My name is Jared Feindt, and I'm a Mechanical Engineering PhD Candidate at Lehigh University. I enjoy lifting, basketball, soccer, investing, technology, and soon hope to travel. I graduated from Bucknell University with a BS in Biomedical Engineering in May, along with a Math Minor.
I excel at teaching strategies for tackling standardized tests, including the GRE, ACT, SAT, and PSAT. I received nearly perfect scores on the math sections of all of these tests. In addition, I can also help with the AP level classes in Chemistry, Physics, Calculus, and Statistics, all of which I have since taken more advanced college classes for. I am very skilled in essay editing and organization as well.
Students who work with me will find me demanding but fair, honest but kind, and productive but lighthearted and fun. I work hard to maintain a positive attitude and to help clients achieve their goals.
Education & Certification
Undergraduate Degree: Bucknell University - Bachelors, Biomedical Engineering
Graduate Degree: Lehigh University - PHD, Mechanical Engineering
ACT Composite: 32
ACT English: 33
ACT Math: 35
ACT Reading: 30
ACT Science: 30
SAT Composite (1600 scale): 1450
SAT Math: 760
GRE Quantitative: 169
GRE Verbal: 161
Health/nutrition, Athletics, Technology, Investing
12th Grade Math
Anatomy & Physiology
AP Physics C: Electricity and Magnetism
AP Physics C: Mechanics
College Application Essays
College Level American Literature
DAT Quantitative Reasoning
High School Biology
High School Chemistry
High School English
High School Level American Literature
High School Physics
High School Writing
OAT Quantitative Reasoning
PCAT Quantitative Ability
SAT Subject Tests Prep
Technology and Computer Science
What is your teaching philosophy?
If you learn a concept on how to approach a problem, you will both find answers and discover the types of problems you want to solve in life.
What might you do in a typical first session with a student?
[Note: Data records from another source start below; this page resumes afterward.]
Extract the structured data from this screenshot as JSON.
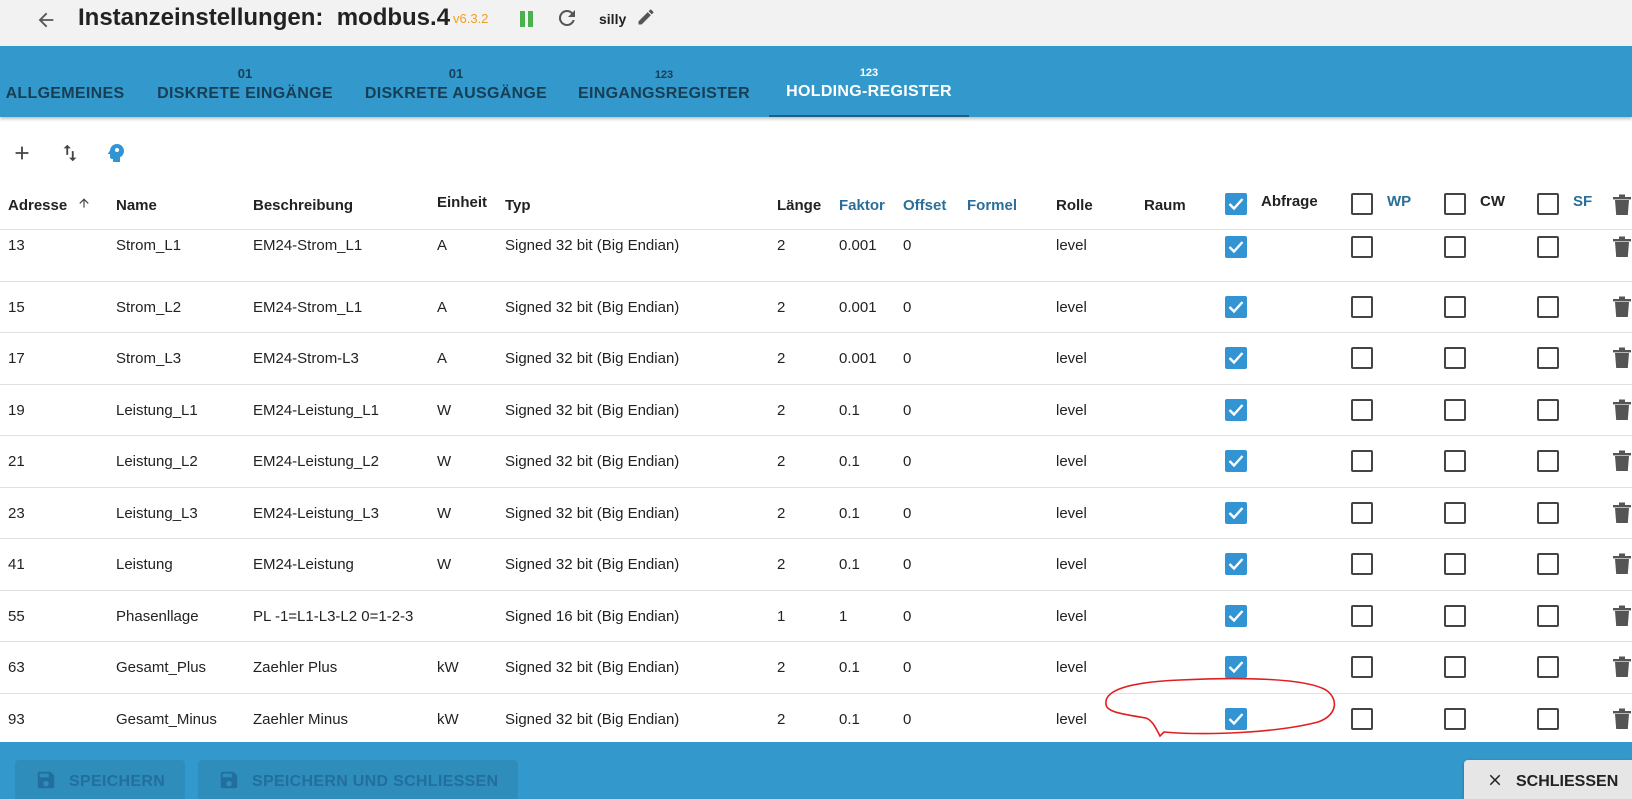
{
  "header": {
    "title": "Instanzeinstellungen:  modbus.4",
    "version": "v6.3.2",
    "loglevel": "silly",
    "colors": {
      "version": "#f0a020",
      "pause": "#4caf50"
    }
  },
  "tabs": [
    {
      "label": "ALLGEMEINES",
      "icon": ""
    },
    {
      "label": "DISKRETE EINGÄNGE",
      "icon": "01"
    },
    {
      "label": "DISKRETE AUSGÄNGE",
      "icon": "01"
    },
    {
      "label": "EINGANGSREGISTER",
      "icon": "123"
    },
    {
      "label": "HOLDING-REGISTER",
      "icon": "123"
    }
  ],
  "toolbar": {
    "add_icon": "plus-icon",
    "sort_icon": "swap-vertical-icon",
    "expert_icon": "head-icon"
  },
  "columns": {
    "address": "Adresse",
    "name": "Name",
    "description": "Beschreibung",
    "unit": "Einheit",
    "type": "Typ",
    "length": "Länge",
    "factor": "Faktor",
    "offset": "Offset",
    "formula": "Formel",
    "role": "Rolle",
    "room": "Raum",
    "poll": "Abfrage",
    "wp": "WP",
    "cw": "CW",
    "sf": "SF"
  },
  "header_checks": {
    "poll": true,
    "wp": false,
    "cw": false,
    "sf": false
  },
  "rows": [
    {
      "address": "13",
      "name": "Strom_L1",
      "description": "EM24-Strom_L1",
      "unit": "A",
      "type": "Signed 32 bit (Big Endian)",
      "length": "2",
      "factor": "0.001",
      "offset": "0",
      "formula": "",
      "role": "level",
      "room": "",
      "poll": true,
      "wp": false,
      "cw": false,
      "sf": false
    },
    {
      "address": "15",
      "name": "Strom_L2",
      "description": "EM24-Strom_L1",
      "unit": "A",
      "type": "Signed 32 bit (Big Endian)",
      "length": "2",
      "factor": "0.001",
      "offset": "0",
      "formula": "",
      "role": "level",
      "room": "",
      "poll": true,
      "wp": false,
      "cw": false,
      "sf": false
    },
    {
      "address": "17",
      "name": "Strom_L3",
      "description": "EM24-Strom-L3",
      "unit": "A",
      "type": "Signed 32 bit (Big Endian)",
      "length": "2",
      "factor": "0.001",
      "offset": "0",
      "formula": "",
      "role": "level",
      "room": "",
      "poll": true,
      "wp": false,
      "cw": false,
      "sf": false
    },
    {
      "address": "19",
      "name": "Leistung_L1",
      "description": "EM24-Leistung_L1",
      "unit": "W",
      "type": "Signed 32 bit (Big Endian)",
      "length": "2",
      "factor": "0.1",
      "offset": "0",
      "formula": "",
      "role": "level",
      "room": "",
      "poll": true,
      "wp": false,
      "cw": false,
      "sf": false
    },
    {
      "address": "21",
      "name": "Leistung_L2",
      "description": "EM24-Leistung_L2",
      "unit": "W",
      "type": "Signed 32 bit (Big Endian)",
      "length": "2",
      "factor": "0.1",
      "offset": "0",
      "formula": "",
      "role": "level",
      "room": "",
      "poll": true,
      "wp": false,
      "cw": false,
      "sf": false
    },
    {
      "address": "23",
      "name": "Leistung_L3",
      "description": "EM24-Leistung_L3",
      "unit": "W",
      "type": "Signed 32 bit (Big Endian)",
      "length": "2",
      "factor": "0.1",
      "offset": "0",
      "formula": "",
      "role": "level",
      "room": "",
      "poll": true,
      "wp": false,
      "cw": false,
      "sf": false
    },
    {
      "address": "41",
      "name": "Leistung",
      "description": "EM24-Leistung",
      "unit": "W",
      "type": "Signed 32 bit (Big Endian)",
      "length": "2",
      "factor": "0.1",
      "offset": "0",
      "formula": "",
      "role": "level",
      "room": "",
      "poll": true,
      "wp": false,
      "cw": false,
      "sf": false
    },
    {
      "address": "55",
      "name": "Phasenllage",
      "description": "PL -1=L1-L3-L2 0=1-2-3",
      "unit": "",
      "type": "Signed 16 bit (Big Endian)",
      "length": "1",
      "factor": "1",
      "offset": "0",
      "formula": "",
      "role": "level",
      "room": "",
      "poll": true,
      "wp": false,
      "cw": false,
      "sf": false
    },
    {
      "address": "63",
      "name": "Gesamt_Plus",
      "description": "Zaehler Plus",
      "unit": "kW",
      "type": "Signed 32 bit (Big Endian)",
      "length": "2",
      "factor": "0.1",
      "offset": "0",
      "formula": "",
      "role": "level",
      "room": "",
      "poll": true,
      "wp": false,
      "cw": false,
      "sf": false
    },
    {
      "address": "93",
      "name": "Gesamt_Minus",
      "description": "Zaehler Minus",
      "unit": "kW",
      "type": "Signed 32 bit (Big Endian)",
      "length": "2",
      "factor": "0.1",
      "offset": "0",
      "formula": "",
      "role": "level",
      "room": "",
      "poll": true,
      "wp": false,
      "cw": false,
      "sf": false
    }
  ],
  "footer": {
    "save_label": "SPEICHERN",
    "save_close_label": "SPEICHERN UND SCHLIESSEN",
    "close_label": "SCHLIESSEN"
  }
}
I'd introduce myself, discuss learning styles and study habits, establish goals, and figure out ways to achieve them within our constraints.
How can you help a student become an independent learner?
By teaching them concepts to build a framework to work out new problems in. Solving new problems independently repeatedly then builds confidence, which leads to being an independent learner.
How would you help a student stay motivated?
I'd learn why a student wants to do well in a particular subject or field in the first place. I'd show why learning that subject will help them achieve their goals. I'd hold them accountable.
If a student has difficulty learning a skill or concept, what would you do?
I'd figure out why they are having difficulty. Is it my teaching style? Do they have enough background knowledge to learn the skill or concept? Are they adequately motivated? Would it be easier to tackle that subject later? Or, perhaps, are they having difficulty simply because it's difficult and they need more time?
How do you help students who are struggling with reading comprehension?
I'd answer practice questions after reading more often. After pinpointing what is causing them to struggle, address that issue, and then continue practicing to build their confidence.
What strategies have you found to be most successful when you start to work with a student?
Establishing goals at the start, coming up with a plan with how to schedule future sessions, and having contingency plans should things change along the way. Communication is paramount for success.
How would you help a student get excited/engaged with a subject that they are struggling in?
I'd help the student see why the subject is important. Alternatively, after the student masters the subject and is no longer struggling, achieved through lots of practice, the student could be motivated by their ability to overcome a seemingly insurmountable obstacle.
What techniques would you use to be sure that a student understands the material?
The student would have to first solve problems with less and less guidance from me, solve gradually more difficult problems, and then finally solve a difficult problem with frequent questions from me to check that they understand it thoroughly. They would then need to be assessed again later to make sure that they retained the material, as well.
How do you build a student's confidence in a subject?
A student needs lots of exposure to a subject in order to master it. To build confidence, they need to learn how to solve problems or how to talk about a subject eloquently in order to build confidence. By doing this with greater and greater ease, a student can build confidence through understanding the concepts, using this understanding to solve problems and communicating effectively on the subject.
How do you evaluate a student's needs?
I first have to hear from the student what they feel their needs are, and, afterwards, I need to assess their needs through careful observation of how effectively they can learn and absorb material based on how they interact with the material, be it through presentation, active problem solving, or through occasional unsupervised efforts.
How do you adapt your tutoring to the student's needs?
By understanding the student's learning style, goals, motivation level, current experience in a subject, schedule, and a host of other factors, I adapt to my students' needs in order to give them the best experience. If the student doesn't understand a topic after working with me, I am the only one to blame, and I have to adapt in order to do my job effectively.
What types of materials do you typically use during a tutoring session?
It depends on the subject, but I will use screen sharing and upload some things that I have found in online resources or things that I have written by hand, such as practice problems, for the student that I am tutoring.